The second half of this chapter shows us how desperately man needs a ruler. We need authority and governance and this passage underlines how difficult and taxing that can be to manage. As the nation’s figurehead, spiritual guru, leader, and relator of divine messages, Moses had a responsibility to judge the people and to make sure that they acted in line with the principles of God. As yet without the ten commandments and a structure by which to govern, Moses was left to oversee by default. Matters large and small were brought before him daily so that he could rule and decide what should happen for the questioning parties. As Jethro watches these hearings and judgments occur, he notices the toll it is taking on Moses and can see how, in the future, it will burn Moses out.
Jethro, in his mature wisdom, suggests that Moses teach the people about God and that he appoints men capable of judging over different-sized factions of the population. The two-pronged approach of teaching and appointing capable judges will greatly lessen the burden. With the absence of anything to refer to or a decree of some sort, the people needed guidance. Teaching the people the statutes, the laws, and how to live will help them to know for themselves what is wrong and what is right. The newly appointed judges (judging over thousands, hundreds, fifties, and tens) will help the people in matters that they are not able to handle for themselves – disputes, points needing clarity, and the like. There is a sort of implied hierarchy in this informal structure as well, where one supposes that the men more proficient at making judgments will oversee the higher number of people. These men will fear God, seek the truth, and hate covetousness. What a desirable triad of qualities we should all have!
But this need to disperse information and share the burden of oversight among capable men is a sort of precursor to the model of organization we see in the new testament church with deacons and elders. God recognizes that there are those among us that are prepared to guide, oversee and help, while there are others in His kingdom that need the benefits of these blessings. I Corinthians 12:4: “For as we have many members in one body, but all the members do not have the same function.”

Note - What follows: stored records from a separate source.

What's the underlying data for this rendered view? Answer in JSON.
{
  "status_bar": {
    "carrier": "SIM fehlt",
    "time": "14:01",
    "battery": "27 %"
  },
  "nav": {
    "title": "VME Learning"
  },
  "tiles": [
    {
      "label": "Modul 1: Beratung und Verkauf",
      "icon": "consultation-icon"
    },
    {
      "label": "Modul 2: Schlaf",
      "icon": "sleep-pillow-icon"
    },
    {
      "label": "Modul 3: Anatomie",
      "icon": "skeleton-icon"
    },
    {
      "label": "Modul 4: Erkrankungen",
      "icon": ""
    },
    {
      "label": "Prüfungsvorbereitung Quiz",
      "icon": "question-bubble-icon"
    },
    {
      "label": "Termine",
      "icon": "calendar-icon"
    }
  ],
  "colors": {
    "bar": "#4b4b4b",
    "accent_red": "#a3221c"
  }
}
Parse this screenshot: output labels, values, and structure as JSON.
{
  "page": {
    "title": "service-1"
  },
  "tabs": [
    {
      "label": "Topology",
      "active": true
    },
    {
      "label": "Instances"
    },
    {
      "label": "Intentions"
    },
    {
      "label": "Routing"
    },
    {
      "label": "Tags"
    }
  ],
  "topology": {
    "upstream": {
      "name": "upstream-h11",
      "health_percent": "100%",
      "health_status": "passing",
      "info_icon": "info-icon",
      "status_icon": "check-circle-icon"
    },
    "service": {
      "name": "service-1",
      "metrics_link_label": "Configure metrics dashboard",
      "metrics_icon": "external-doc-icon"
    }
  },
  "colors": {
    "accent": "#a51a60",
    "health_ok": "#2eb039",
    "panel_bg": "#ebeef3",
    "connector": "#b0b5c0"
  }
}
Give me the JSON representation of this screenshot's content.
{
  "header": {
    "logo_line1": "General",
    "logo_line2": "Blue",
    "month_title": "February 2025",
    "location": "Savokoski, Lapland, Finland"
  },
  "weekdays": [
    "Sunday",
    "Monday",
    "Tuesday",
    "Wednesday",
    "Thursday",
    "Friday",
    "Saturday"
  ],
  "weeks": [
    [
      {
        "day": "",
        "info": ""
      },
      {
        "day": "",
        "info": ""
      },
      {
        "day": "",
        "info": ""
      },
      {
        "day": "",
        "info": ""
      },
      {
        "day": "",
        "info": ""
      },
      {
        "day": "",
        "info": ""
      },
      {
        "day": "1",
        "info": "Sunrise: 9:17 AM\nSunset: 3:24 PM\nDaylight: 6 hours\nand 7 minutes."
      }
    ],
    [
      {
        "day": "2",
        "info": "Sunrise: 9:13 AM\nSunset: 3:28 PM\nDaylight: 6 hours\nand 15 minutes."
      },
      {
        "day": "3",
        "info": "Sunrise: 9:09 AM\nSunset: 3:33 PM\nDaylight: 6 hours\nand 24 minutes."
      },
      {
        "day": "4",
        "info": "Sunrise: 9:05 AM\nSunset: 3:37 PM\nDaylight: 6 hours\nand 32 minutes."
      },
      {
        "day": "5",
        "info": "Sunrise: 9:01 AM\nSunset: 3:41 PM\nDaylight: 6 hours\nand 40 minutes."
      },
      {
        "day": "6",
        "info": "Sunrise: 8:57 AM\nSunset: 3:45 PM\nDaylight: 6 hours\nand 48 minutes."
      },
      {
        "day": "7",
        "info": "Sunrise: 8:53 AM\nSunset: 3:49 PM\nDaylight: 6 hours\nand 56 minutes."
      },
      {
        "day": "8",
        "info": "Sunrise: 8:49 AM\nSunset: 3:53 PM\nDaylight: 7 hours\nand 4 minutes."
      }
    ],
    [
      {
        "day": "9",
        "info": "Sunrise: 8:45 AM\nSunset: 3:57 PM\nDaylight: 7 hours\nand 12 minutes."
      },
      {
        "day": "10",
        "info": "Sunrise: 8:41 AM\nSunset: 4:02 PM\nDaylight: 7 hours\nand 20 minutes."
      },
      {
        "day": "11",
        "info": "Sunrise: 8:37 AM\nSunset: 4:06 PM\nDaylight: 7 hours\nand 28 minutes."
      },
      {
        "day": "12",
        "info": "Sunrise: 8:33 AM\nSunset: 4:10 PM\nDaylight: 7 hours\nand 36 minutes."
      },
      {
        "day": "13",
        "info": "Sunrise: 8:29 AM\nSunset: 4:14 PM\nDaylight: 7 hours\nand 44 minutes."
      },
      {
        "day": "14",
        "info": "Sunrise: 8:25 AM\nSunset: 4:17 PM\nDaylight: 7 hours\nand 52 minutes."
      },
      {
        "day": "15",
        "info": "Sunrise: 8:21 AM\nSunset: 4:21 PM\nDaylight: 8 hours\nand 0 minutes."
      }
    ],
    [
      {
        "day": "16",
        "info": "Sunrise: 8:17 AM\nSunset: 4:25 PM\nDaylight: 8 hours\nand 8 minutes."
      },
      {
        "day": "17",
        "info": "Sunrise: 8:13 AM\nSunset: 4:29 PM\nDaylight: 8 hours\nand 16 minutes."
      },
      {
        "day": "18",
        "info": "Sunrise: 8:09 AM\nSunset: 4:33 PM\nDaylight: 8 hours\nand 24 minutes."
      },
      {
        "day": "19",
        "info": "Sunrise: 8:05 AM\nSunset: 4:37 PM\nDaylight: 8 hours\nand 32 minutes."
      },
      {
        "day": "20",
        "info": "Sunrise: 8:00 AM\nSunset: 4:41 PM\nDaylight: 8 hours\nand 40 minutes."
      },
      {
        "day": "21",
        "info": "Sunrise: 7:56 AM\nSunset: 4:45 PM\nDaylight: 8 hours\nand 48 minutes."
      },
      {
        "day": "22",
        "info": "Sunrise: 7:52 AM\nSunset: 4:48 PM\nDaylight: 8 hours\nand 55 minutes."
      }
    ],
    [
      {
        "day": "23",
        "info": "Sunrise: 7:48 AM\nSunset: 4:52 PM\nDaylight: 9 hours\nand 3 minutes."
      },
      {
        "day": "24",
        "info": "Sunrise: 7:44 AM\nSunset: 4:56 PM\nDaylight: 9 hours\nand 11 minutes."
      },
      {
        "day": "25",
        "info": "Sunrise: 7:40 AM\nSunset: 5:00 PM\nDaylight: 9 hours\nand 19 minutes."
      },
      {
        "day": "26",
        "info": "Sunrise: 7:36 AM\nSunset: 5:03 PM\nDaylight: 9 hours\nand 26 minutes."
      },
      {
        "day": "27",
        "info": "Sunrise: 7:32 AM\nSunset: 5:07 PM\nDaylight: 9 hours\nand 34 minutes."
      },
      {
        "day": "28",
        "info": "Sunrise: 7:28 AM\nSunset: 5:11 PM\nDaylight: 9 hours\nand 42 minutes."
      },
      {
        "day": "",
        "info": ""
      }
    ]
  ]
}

Jethro’s advice boils down to what the business or manufacturing world thinks of as process improvement. Simplify and improve to use less energy to accomplish greater output.
The best and biggest lesson for us in this chapter is that at best, we need help to govern ourselves. This is true at the community level, the church level and the personal level. Even the most faithful Christian among us falters and needs guidance, or at least a shoulder to lean on. It is often quoted, but Jeremiah 10:23-24 categorically encapsulates our need for God’s Word to govern our lives: “O Lord, I know the way of man is not in himself; It is not in man who walks to direct his own steps. O Lord, correct me, but with justice; Not in Your anger, lest You bring me to nothing.”
Each of us needs loving yet difficult correction from God. Without Him, we are rudderless ships in a sea, seeking a port in the storm, rarely finding peace. And if we should find peace without God, it is shallow, fleeting, and brittle. Only the true, lasting peace that God offers through His infinite mercy can prepare us for the deep troubles of life.